(THE TASK) From the entries below, report only the number of lines that contain the word "this".

(RECORDS PROVIDED)
********
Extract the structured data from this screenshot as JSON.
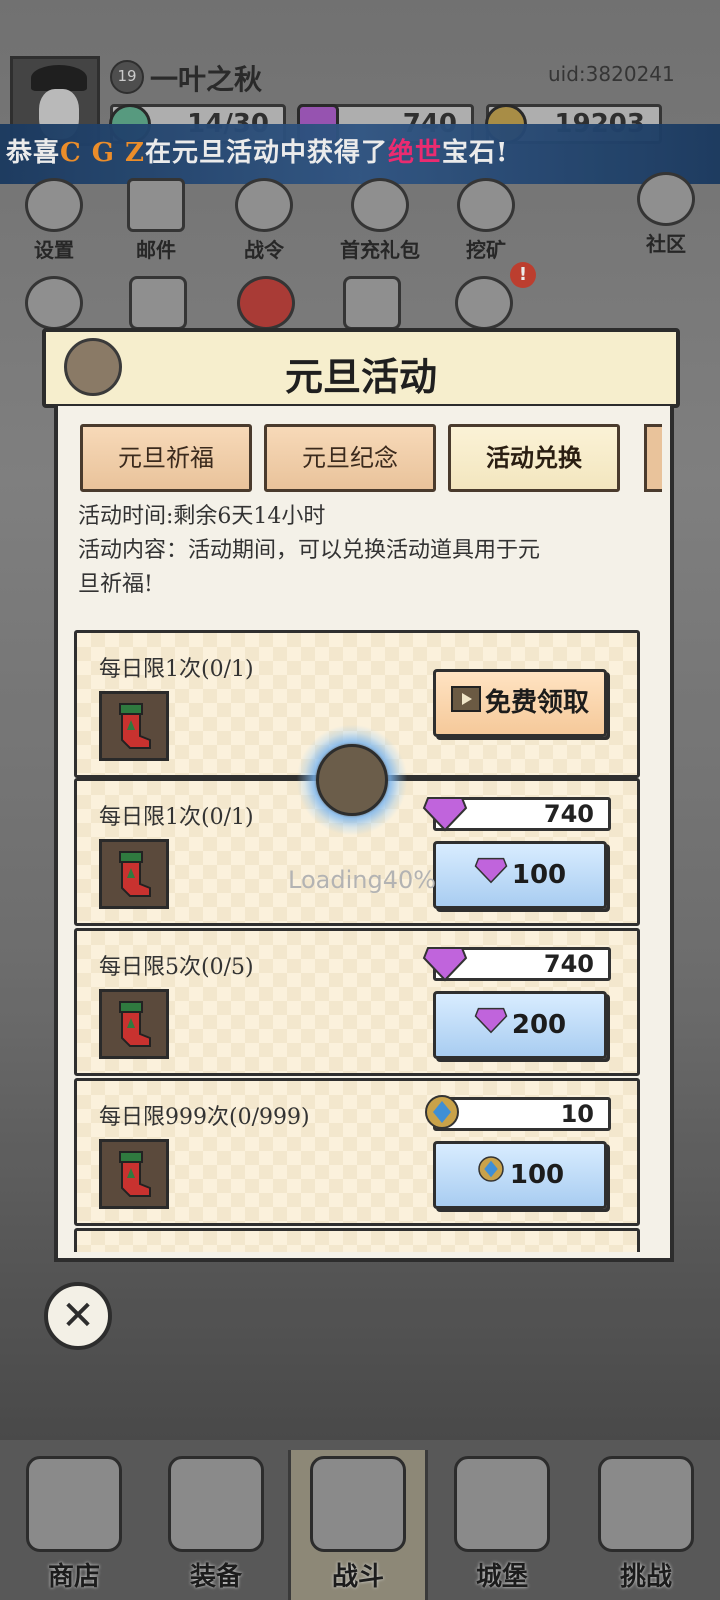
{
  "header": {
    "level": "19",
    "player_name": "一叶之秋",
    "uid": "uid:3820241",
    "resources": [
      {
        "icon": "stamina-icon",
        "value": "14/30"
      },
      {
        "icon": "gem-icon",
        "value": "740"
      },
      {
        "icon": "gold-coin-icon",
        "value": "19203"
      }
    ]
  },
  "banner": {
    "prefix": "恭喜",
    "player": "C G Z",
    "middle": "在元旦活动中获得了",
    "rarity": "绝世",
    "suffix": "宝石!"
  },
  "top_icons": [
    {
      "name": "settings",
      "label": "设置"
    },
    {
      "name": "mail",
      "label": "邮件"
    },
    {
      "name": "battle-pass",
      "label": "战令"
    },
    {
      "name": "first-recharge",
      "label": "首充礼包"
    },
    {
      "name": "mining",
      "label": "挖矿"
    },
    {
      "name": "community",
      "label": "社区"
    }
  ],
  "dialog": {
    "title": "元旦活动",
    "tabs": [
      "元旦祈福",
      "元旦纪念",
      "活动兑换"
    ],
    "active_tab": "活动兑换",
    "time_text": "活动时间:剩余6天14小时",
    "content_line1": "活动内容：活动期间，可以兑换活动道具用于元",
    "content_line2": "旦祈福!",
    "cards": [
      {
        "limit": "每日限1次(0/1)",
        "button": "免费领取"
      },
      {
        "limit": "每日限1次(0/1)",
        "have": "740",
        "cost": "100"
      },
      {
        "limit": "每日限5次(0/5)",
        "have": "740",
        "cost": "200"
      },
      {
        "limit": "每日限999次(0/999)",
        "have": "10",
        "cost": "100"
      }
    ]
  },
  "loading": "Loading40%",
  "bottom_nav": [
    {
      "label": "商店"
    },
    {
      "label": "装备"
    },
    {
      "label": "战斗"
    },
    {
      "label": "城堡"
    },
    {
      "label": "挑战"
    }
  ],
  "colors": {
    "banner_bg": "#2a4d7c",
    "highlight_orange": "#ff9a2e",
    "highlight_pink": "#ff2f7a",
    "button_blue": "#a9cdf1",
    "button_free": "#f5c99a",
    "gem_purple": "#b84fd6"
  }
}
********
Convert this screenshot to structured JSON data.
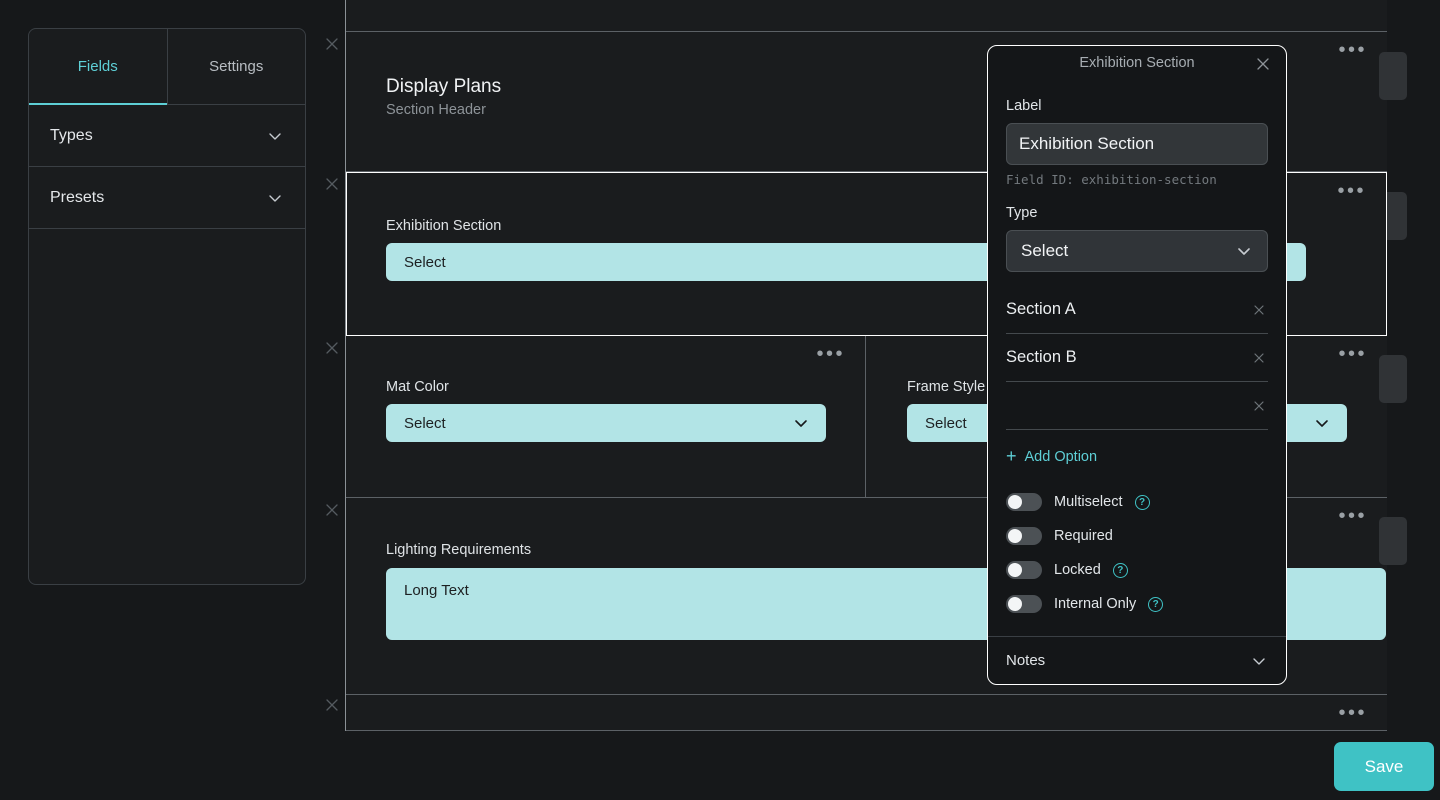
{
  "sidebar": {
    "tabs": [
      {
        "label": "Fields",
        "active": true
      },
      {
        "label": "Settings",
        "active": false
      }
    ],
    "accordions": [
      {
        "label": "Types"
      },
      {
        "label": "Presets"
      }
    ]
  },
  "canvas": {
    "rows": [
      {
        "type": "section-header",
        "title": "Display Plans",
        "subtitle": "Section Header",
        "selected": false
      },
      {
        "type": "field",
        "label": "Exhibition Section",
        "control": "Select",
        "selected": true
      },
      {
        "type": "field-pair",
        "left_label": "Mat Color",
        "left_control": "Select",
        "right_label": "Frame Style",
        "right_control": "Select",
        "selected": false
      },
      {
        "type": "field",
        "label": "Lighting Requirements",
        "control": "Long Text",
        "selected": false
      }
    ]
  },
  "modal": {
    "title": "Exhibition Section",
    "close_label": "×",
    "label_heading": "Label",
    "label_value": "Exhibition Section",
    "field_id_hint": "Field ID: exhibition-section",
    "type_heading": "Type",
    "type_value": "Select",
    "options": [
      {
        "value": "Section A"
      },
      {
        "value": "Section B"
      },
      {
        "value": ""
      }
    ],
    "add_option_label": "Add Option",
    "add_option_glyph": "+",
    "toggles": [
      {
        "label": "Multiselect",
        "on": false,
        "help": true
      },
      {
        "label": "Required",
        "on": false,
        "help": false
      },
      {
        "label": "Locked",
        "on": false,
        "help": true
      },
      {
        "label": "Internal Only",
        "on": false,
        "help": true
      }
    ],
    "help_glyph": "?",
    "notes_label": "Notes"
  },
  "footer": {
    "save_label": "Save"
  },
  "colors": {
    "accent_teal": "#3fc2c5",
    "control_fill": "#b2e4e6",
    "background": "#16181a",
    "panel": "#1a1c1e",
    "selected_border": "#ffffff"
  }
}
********
(TASK RESULT) 2